#### EXERCISE OBJECTIVE
Only lines that contain the word "muted" belong in the answer; copy them from the records below.

Dataset rows for apps and sites:
[Start of section]

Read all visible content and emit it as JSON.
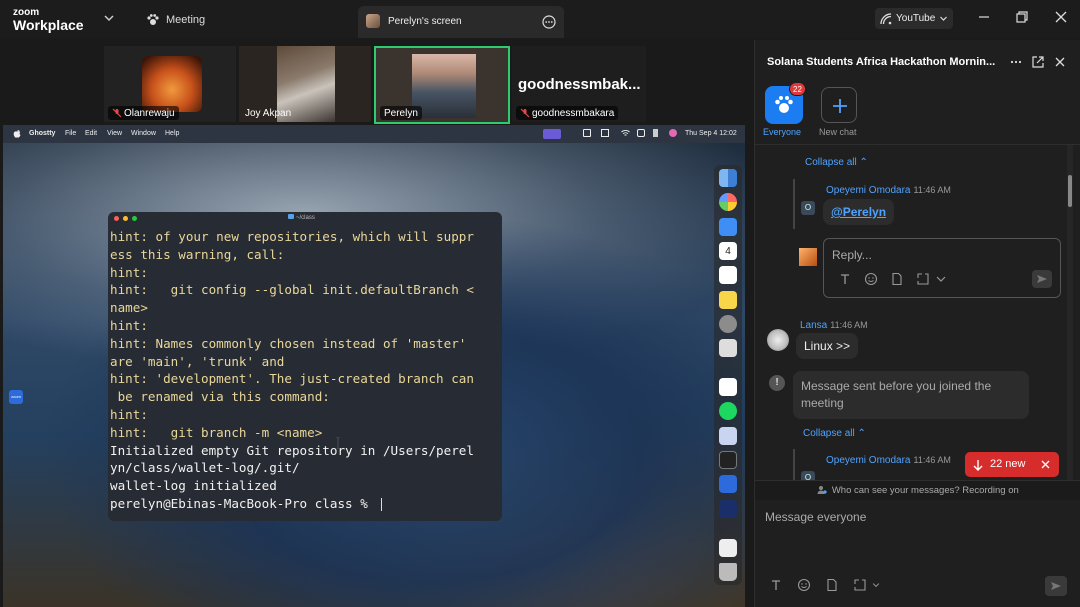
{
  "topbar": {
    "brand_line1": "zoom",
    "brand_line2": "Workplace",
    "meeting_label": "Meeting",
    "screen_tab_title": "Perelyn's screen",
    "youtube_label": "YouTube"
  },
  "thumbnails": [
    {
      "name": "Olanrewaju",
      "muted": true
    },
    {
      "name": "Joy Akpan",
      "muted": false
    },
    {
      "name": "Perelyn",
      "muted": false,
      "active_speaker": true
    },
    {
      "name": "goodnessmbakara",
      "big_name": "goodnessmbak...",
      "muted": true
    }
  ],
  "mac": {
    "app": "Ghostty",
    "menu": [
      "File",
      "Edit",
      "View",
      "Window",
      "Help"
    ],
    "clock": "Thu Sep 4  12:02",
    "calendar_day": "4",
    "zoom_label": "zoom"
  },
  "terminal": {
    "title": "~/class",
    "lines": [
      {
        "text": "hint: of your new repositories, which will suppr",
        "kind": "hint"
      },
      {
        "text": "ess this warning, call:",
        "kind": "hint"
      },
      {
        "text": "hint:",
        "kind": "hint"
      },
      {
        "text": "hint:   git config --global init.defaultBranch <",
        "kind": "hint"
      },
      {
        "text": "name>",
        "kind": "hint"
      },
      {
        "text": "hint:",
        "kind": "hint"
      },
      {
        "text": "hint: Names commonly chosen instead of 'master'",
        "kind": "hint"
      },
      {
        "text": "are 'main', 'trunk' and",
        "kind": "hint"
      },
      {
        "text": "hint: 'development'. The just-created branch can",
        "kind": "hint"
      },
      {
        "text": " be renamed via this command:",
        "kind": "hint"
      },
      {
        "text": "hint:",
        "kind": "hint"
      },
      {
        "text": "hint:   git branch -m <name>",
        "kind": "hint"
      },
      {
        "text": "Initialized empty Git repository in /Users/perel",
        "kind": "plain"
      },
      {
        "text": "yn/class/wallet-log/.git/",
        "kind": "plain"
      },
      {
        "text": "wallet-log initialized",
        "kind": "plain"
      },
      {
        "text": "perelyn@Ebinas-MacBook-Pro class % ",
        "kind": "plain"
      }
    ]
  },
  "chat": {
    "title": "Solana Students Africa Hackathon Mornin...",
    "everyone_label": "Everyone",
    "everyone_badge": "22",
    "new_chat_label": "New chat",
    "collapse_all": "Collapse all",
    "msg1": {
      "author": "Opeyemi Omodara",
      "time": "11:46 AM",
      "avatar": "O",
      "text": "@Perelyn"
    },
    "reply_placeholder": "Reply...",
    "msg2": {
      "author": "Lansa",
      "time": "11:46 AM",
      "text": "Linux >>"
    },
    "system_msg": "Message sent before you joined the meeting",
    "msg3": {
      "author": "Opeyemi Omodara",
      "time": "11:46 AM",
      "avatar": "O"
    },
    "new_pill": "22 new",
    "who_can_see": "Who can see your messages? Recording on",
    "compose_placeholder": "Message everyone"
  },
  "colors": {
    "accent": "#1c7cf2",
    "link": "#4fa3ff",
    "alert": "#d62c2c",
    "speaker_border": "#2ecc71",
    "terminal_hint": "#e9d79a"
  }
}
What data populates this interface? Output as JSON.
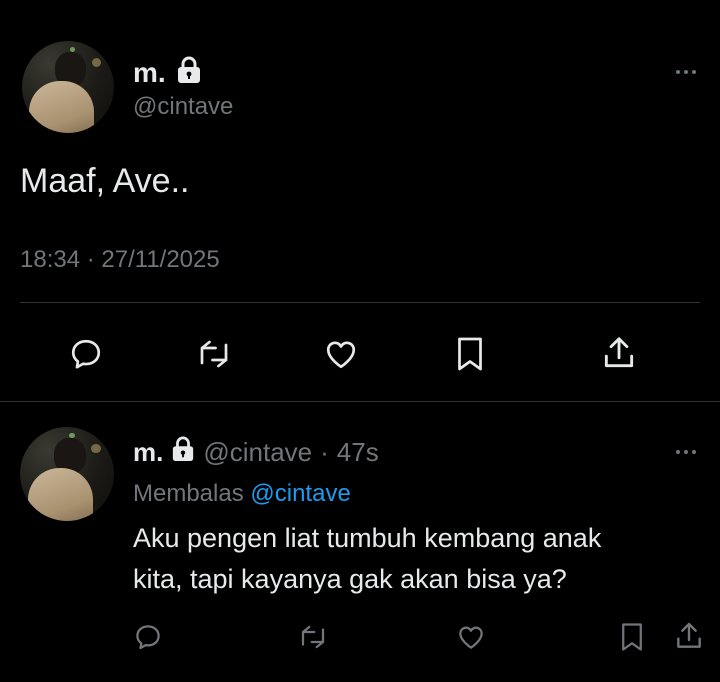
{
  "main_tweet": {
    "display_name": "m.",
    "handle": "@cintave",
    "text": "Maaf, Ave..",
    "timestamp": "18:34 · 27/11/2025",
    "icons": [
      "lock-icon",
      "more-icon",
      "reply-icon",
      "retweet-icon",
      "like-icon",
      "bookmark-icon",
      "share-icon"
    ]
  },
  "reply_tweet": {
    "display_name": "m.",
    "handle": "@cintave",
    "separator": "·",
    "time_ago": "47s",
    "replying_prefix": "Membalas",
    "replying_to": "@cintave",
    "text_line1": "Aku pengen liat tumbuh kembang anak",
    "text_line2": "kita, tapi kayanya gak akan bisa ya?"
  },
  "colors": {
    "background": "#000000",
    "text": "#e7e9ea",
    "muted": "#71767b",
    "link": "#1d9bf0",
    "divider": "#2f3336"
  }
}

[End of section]
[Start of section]

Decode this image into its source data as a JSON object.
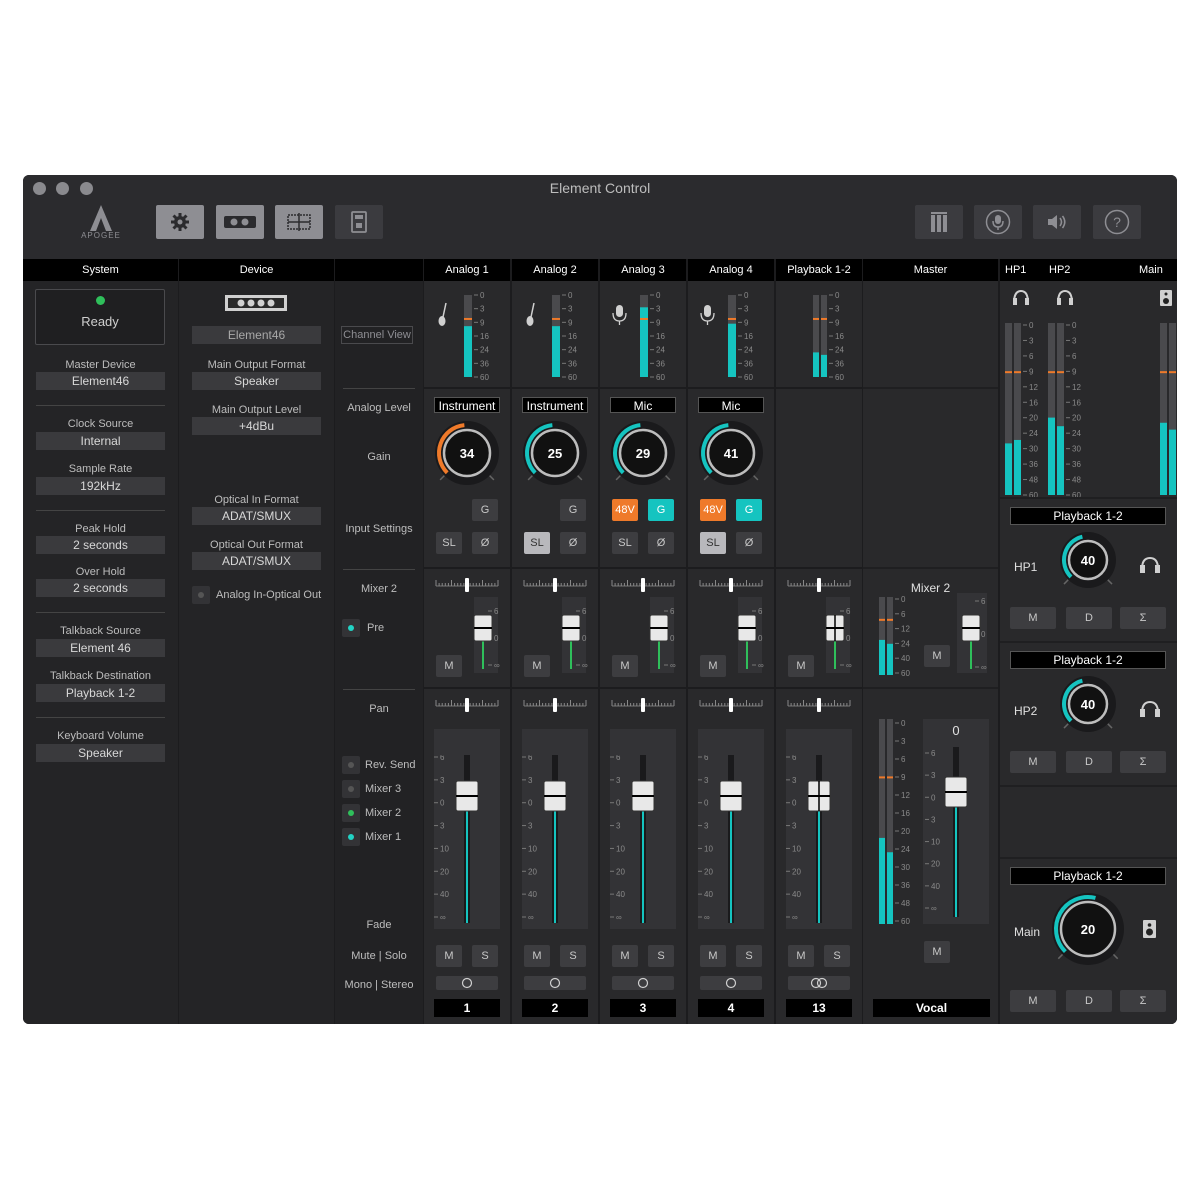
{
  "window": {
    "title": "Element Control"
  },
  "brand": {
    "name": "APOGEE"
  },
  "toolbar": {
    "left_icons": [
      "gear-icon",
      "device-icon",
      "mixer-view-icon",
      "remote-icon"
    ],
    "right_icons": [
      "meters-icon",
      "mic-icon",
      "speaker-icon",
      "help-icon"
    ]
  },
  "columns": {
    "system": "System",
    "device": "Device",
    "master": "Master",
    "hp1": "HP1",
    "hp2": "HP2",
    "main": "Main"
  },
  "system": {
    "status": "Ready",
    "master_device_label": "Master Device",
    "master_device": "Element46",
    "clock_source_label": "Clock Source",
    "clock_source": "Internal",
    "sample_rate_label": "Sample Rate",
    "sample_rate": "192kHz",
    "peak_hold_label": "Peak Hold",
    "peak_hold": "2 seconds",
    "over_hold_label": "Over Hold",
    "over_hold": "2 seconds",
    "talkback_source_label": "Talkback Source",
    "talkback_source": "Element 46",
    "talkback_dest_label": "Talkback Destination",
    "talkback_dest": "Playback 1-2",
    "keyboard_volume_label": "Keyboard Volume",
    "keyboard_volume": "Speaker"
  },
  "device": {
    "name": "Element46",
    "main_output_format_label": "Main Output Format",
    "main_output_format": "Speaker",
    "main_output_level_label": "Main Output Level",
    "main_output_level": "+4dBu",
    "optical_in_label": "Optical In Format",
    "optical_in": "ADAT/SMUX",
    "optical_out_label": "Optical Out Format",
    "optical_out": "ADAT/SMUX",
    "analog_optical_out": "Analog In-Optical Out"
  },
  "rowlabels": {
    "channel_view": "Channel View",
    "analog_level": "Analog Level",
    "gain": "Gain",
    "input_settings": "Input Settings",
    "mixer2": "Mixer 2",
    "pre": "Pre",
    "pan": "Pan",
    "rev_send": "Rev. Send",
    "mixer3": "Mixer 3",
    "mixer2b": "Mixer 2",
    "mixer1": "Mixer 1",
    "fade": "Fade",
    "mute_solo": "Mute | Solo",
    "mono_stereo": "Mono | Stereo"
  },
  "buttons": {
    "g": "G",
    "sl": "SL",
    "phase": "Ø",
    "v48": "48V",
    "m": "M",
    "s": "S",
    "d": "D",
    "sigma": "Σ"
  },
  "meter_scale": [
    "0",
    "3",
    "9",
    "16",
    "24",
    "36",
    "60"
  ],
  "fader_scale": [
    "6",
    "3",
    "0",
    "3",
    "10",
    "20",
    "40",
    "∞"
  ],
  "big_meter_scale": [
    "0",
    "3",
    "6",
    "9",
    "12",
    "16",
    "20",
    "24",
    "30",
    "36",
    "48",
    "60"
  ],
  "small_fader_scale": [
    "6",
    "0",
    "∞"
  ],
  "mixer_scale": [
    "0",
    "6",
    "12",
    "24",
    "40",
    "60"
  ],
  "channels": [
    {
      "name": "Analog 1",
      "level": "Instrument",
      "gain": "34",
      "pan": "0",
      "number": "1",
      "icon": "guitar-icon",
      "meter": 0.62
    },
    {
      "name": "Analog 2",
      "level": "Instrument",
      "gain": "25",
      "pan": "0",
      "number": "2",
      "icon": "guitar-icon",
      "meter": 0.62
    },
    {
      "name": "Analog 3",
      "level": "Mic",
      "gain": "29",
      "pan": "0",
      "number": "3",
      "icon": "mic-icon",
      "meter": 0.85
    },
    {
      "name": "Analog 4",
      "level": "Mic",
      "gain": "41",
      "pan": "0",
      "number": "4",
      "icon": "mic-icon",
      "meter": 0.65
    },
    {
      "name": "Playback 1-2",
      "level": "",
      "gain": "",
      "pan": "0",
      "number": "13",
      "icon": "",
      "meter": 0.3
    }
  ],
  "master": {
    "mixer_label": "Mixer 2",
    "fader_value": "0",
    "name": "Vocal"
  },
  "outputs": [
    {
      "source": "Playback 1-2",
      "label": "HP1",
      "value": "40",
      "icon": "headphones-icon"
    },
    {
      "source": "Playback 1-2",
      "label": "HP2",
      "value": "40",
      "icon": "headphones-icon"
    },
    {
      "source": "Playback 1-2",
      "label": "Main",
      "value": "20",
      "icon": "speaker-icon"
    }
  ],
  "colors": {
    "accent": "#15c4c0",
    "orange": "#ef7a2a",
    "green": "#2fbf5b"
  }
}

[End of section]

#### ANSWER TO THIS TASK
      "muted": true
      "muted": false
      "muted": false,
      "muted": true
    "muted": "#71767b",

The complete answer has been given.